Task prompt
Copy out each line below containing "selected".

Dataset entries:
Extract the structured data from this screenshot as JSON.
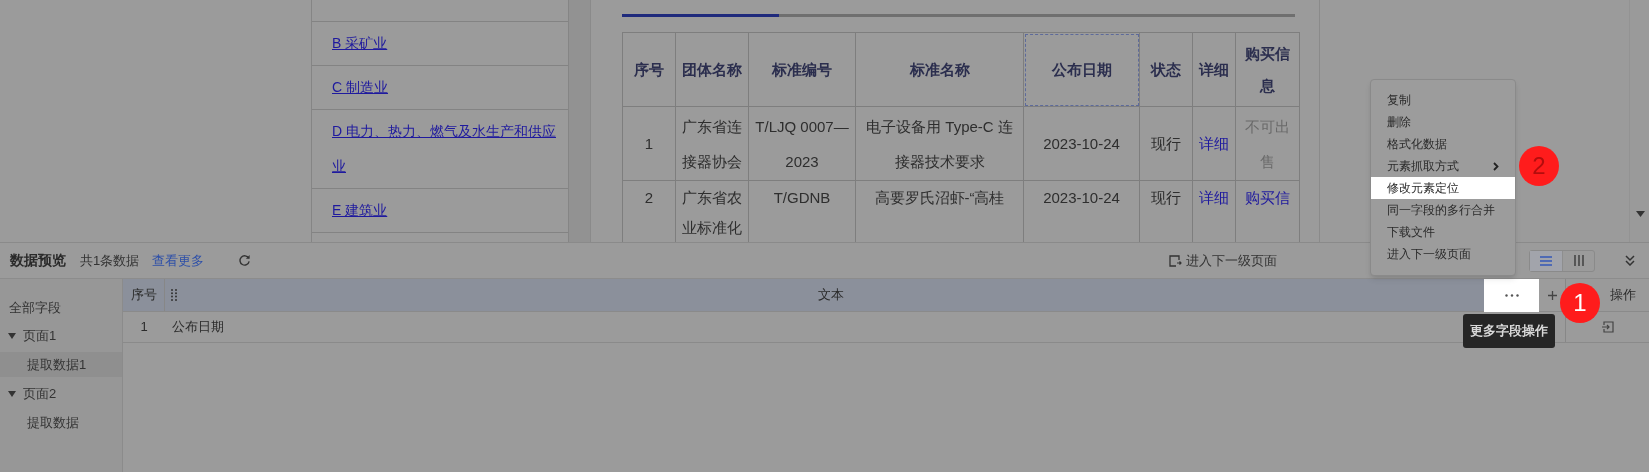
{
  "categories": [
    {
      "label": "B 采矿业"
    },
    {
      "label": "C 制造业"
    },
    {
      "label": "D 电力、热力、燃气及水生产和供应业"
    },
    {
      "label": "E 建筑业"
    }
  ],
  "standards_table": {
    "columns": [
      {
        "label": "序号",
        "highlighted": false
      },
      {
        "label": "团体名称",
        "highlighted": false
      },
      {
        "label": "标准编号",
        "highlighted": false
      },
      {
        "label": "标准名称",
        "highlighted": false
      },
      {
        "label": "公布日期",
        "highlighted": true
      },
      {
        "label": "状态",
        "highlighted": false
      },
      {
        "label": "详细",
        "highlighted": false
      },
      {
        "label": "购买信息",
        "highlighted": false
      }
    ],
    "rows": [
      {
        "cells": [
          {
            "text": "1",
            "kind": "plain"
          },
          {
            "text": "广东省连接器协会",
            "kind": "plain"
          },
          {
            "text": "T/LJQ 0007—2023",
            "kind": "plain"
          },
          {
            "text": "电子设备用 Type-C 连接器技术要求",
            "kind": "plain"
          },
          {
            "text": "2023-10-24",
            "kind": "plain"
          },
          {
            "text": "现行",
            "kind": "plain"
          },
          {
            "text": "详细",
            "kind": "link"
          },
          {
            "text": "不可出售",
            "kind": "muted"
          }
        ]
      },
      {
        "cells": [
          {
            "text": "2",
            "kind": "plain"
          },
          {
            "text": "广东省农业标准化",
            "kind": "plain"
          },
          {
            "text": "T/GDNB",
            "kind": "plain"
          },
          {
            "text": "高要罗氏沼虾-“高桂",
            "kind": "plain"
          },
          {
            "text": "2023-10-24",
            "kind": "plain"
          },
          {
            "text": "现行",
            "kind": "plain"
          },
          {
            "text": "详细",
            "kind": "link"
          },
          {
            "text": "购买信",
            "kind": "link"
          }
        ]
      }
    ]
  },
  "preview": {
    "title": "数据预览",
    "count": "共1条数据",
    "more_link": "查看更多",
    "next_page_button": "进入下一级页面",
    "view_modes": [
      {
        "kind": "list",
        "selected": true
      },
      {
        "kind": "columns",
        "selected": false
      }
    ]
  },
  "sidebar": {
    "title": "全部字段",
    "pages": [
      {
        "label": "页面1",
        "expanded": true,
        "children": [
          {
            "label": "提取数据1",
            "selected": true
          }
        ]
      },
      {
        "label": "页面2",
        "expanded": true,
        "children": [
          {
            "label": "提取数据",
            "selected": false
          }
        ]
      }
    ]
  },
  "data_table": {
    "columns": [
      {
        "label": "序号"
      },
      {
        "label": "文本"
      },
      {
        "label": "操作"
      }
    ],
    "rows": [
      {
        "cells": [
          "1",
          "公布日期"
        ]
      }
    ]
  },
  "tooltip": "更多字段操作",
  "context_menu": [
    {
      "label": "复制",
      "has_submenu": false,
      "highlighted": false
    },
    {
      "label": "删除",
      "has_submenu": false,
      "highlighted": false
    },
    {
      "label": "格式化数据",
      "has_submenu": false,
      "highlighted": false
    },
    {
      "label": "元素抓取方式",
      "has_submenu": true,
      "highlighted": false
    },
    {
      "label": "修改元素定位",
      "has_submenu": false,
      "highlighted": true
    },
    {
      "label": "同一字段的多行合并",
      "has_submenu": false,
      "highlighted": false
    },
    {
      "label": "下载文件",
      "has_submenu": false,
      "highlighted": false
    },
    {
      "label": "进入下一级页面",
      "has_submenu": false,
      "highlighted": false
    }
  ],
  "step_badges": [
    {
      "text": "1",
      "dimmed": false
    },
    {
      "text": "2",
      "dimmed": true
    }
  ]
}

Expected answer
        "selected": true
        "selected": false
            "selected": true
            "selected": false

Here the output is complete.